Innovation Through Design Thinking
Not so long ago, Tim Brown recounts, designers belonged to a âpriesthood.â Given an assignment, a designer would disappear into a back room, âbring the result out under a black sheet and present it to the client.â Brown and his colleagues at IDEO, the company that brought us the first Apple Macintosh mouse, couldnât have traveled farther from this notion.
At IDEO, a âdesign thinkerâ must not only be intensely collaborative, but âempathic, as well as have a craft to making things real in the world.â Since design flavors virtually all of our experiences, from products to services to spaces, a design thinker must explore a âlandscape of innovationâ that has to do with people, their needs, technology and business. Brown dips into three central âbucketsâ in the process of creating a new design: inspiration, ideation and implementation.
Design thinkers must set out like anthropologists or psychologists, investigating how people experience the world emotionally and cognitively. While designing a new hospital, IDEO staff stretched out on a gurney to see what the emergency room experience felt like. âYou see 20 minutes of ceiling tiles,â says Brown, and realize the âmost important thing is telling people whatâs going on.â In a completely different venue, IDEO visited a NASCAR pit crew to come up with a more effective design for operating theaters.
After inspiration comes âbuilding to think:â often a hundred prototypes created quickly, both to test the design and to create stakeholders in the process. Says Brown, âSo many good ideas fail to make it out to market because they couldnât navigate through the system.â IDEO counts on storytelling to develop and express its ideas, and to buy key players into the concept.

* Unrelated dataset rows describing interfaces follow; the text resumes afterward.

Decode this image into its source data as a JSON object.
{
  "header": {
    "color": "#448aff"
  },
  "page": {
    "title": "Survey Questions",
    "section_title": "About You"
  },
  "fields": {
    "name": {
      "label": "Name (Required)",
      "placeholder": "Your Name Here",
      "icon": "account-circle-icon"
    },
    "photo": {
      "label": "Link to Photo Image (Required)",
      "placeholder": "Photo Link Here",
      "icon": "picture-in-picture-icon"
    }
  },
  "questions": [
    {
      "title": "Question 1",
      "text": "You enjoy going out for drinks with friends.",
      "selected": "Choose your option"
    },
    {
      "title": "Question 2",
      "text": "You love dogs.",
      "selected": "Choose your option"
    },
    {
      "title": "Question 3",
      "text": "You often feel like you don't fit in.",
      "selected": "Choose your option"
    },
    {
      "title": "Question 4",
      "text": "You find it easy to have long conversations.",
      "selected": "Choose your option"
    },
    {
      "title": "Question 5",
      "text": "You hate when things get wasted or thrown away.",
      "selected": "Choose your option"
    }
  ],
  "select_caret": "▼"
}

Finally, IDEO relies on constantly refreshing its sources of inspiration by bringing in bold thinkers to campus, and increasingly, focusing on socially oriented design problems.
Kilde: MIT World